And how very willing God is to ‘build’ His chosen brides and then to ‘bring’ them! This is what He was doing in connection with Rebekah, for instance, when she was doing active service in the house of Bethuel, and carrying water for the camels of her brother Laban and even for others who needed her services! Something essential to Isaac was being ‘built’ into her character and Isaac saw it and loved her for it! And, after the ‘building’, was the ‘bringing’; in her case, the long camel-ride across the desert, listening to all that Eliezer, representative of the Holy Spirit, was able to tell en route about Abraham’s beloved son (See Rom. 8:14; John 14:26; John 16:14).
And it would have been the same with Ruth, the Gentile-bride of Boaz. In her case, the building work would have begun in her own country of Moab, long before she met those refugees from Bethlehem. And what costly building work during those three tragic bereavements: her father-in-law, her brother-in-law and finally her own husband. Then came the Zion-ward journey when she was being brought to Bethlehem and to the barley-fields of a wealthy Boaz. She was even brought into his threshing floor. Boaz quickly recognised the ‘strong structure’ that was emerging, and Ruth became his bride! Indeed, indeed, God builds and brings His brides!
I have always believed that God was building my own dear Joyce for me long before I met her in those lovely Nilgiri Hills of South India. Even in her childhood, playing among her sisters in that ‘orchard by the sea’, God was “forming Christ” (Gal. 4:19) in His dear child. And, how I thank God that, in ways that I have now described to you, He brought her to me.
My advice to you, then, young people, is let God build, and then let God bring. We may so easily make mistakes, but God never will. As the old chorus puts it: “He knows, He loves, He cares; nothing this truth can dim. He gives the very best to those who leave the choice to Him.”
Or, still better, as the precious Word of God itself says:“Trust in the Lord with all thine heart; and lean not unto thine own understanding. In all thy ways acknowledge Him, and He shall direct thy paths” (Prov. 3:5, 6).
We ourselves as a ‘partnership’ have now proved the truth of that promise for wellnigh sixty years; sixty wonderful years.
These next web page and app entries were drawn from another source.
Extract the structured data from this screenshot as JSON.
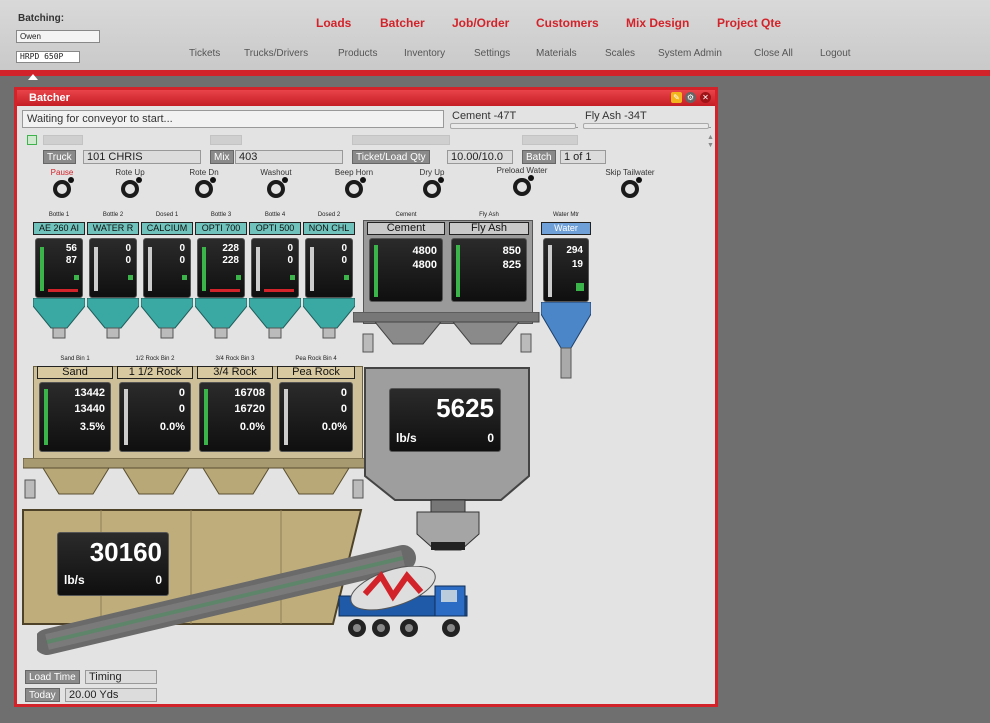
{
  "header": {
    "batching_label": "Batching:",
    "batching_value": "Owen",
    "plant": "HRPD 650P",
    "nav_primary": [
      "Loads",
      "Batcher",
      "Job/Order",
      "Customers",
      "Mix Design",
      "Project Qte"
    ],
    "nav_secondary": [
      "Tickets",
      "Trucks/Drivers",
      "Products",
      "Inventory",
      "Settings",
      "Materials",
      "Scales",
      "System Admin",
      "Close All",
      "Logout"
    ]
  },
  "window": {
    "title": "Batcher",
    "status": "Waiting for conveyor to start...",
    "inventory": [
      {
        "label": "Cement -47T"
      },
      {
        "label": "Fly Ash -34T"
      }
    ]
  },
  "fields": {
    "truck_label": "Truck",
    "truck_value": "101 CHRIS",
    "mix_label": "Mix",
    "mix_value": "403",
    "ticket_label": "Ticket/Load Qty",
    "ticket_value": "10.00/10.0",
    "batch_label": "Batch",
    "batch_value": "1 of 1"
  },
  "controls": [
    "Pause",
    "Rote Up",
    "Rote Dn",
    "Washout",
    "Beep Horn",
    "Dry Up",
    "Preload Water",
    "Skip Tailwater"
  ],
  "admix": [
    {
      "top": "Bottle 1",
      "name": "AE 260 AI",
      "v1": "56",
      "v2": "87"
    },
    {
      "top": "Bottle 2",
      "name": "WATER R",
      "v1": "0",
      "v2": "0"
    },
    {
      "top": "Dosed 1",
      "name": "CALCIUM",
      "v1": "0",
      "v2": "0"
    },
    {
      "top": "Bottle 3",
      "name": "OPTI 700",
      "v1": "228",
      "v2": "228"
    },
    {
      "top": "Bottle 4",
      "name": "OPTI 500",
      "v1": "0",
      "v2": "0"
    },
    {
      "top": "Dosed 2",
      "name": "NON CHL",
      "v1": "0",
      "v2": "0"
    }
  ],
  "cement_bins": [
    {
      "top": "Cement",
      "name": "Cement",
      "v1": "4800",
      "v2": "4800"
    },
    {
      "top": "Fly Ash",
      "name": "Fly Ash",
      "v1": "850",
      "v2": "825"
    }
  ],
  "water": {
    "top": "Water Mtr",
    "name": "Water",
    "v1": "294",
    "v2": "19"
  },
  "aggregates": [
    {
      "top": "Sand Bin 1",
      "name": "Sand",
      "v1": "13442",
      "v2": "13440",
      "v3": "3.5%"
    },
    {
      "top": "1/2 Rock Bin 2",
      "name": "1 1/2 Rock",
      "v1": "0",
      "v2": "0",
      "v3": "0.0%"
    },
    {
      "top": "3/4 Rock Bin 3",
      "name": "3/4 Rock",
      "v1": "16708",
      "v2": "16720",
      "v3": "0.0%"
    },
    {
      "top": "Pea Rock Bin 4",
      "name": "Pea Rock",
      "v1": "0",
      "v2": "0",
      "v3": "0.0%"
    }
  ],
  "cement_scale": {
    "value": "5625",
    "unit": "lb/s",
    "rate": "0"
  },
  "agg_scale": {
    "value": "30160",
    "unit": "lb/s",
    "rate": "0"
  },
  "footer": {
    "load_time_label": "Load Time",
    "load_time_value": "Timing",
    "today_label": "Today",
    "today_value": "20.00 Yds"
  },
  "colors": {
    "accent": "#d2232a",
    "admix": "#3aa8a3",
    "cement": "#8c8c8c",
    "water": "#4a86c8",
    "aggregate": "#c9b88e"
  }
}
And we are now singing together (one voice; two hearts!) the words of Fanny Crosby:
All the way my Saviour leads me,
What have I to ask beside?
Can I doubt His tender mercy,
Who through life has been my Guide?
Heavenly peace, divinest comfort,
Here by faith in Him to dwell,
For I know whate’er befall me,
Jesus doeth all things well.
All the way my Saviour leads me,
Cheers each winding path I tread,
Gives me grace for every trial,
Feeds me with the living bread.
Though my weary steps may falter
And my soul athirst may be,
Gushing from the rock before me,
Lo! a spring of joy I see.
All the way my Saviour leads me.
Oh, the fulness of His love!
Perfect rest to me is promised
In my Father’s house above.
When my spirit, clothed, immortal,
Wings its flight to realms of day,
This, my song through endless ages,
Jesus led me all the way.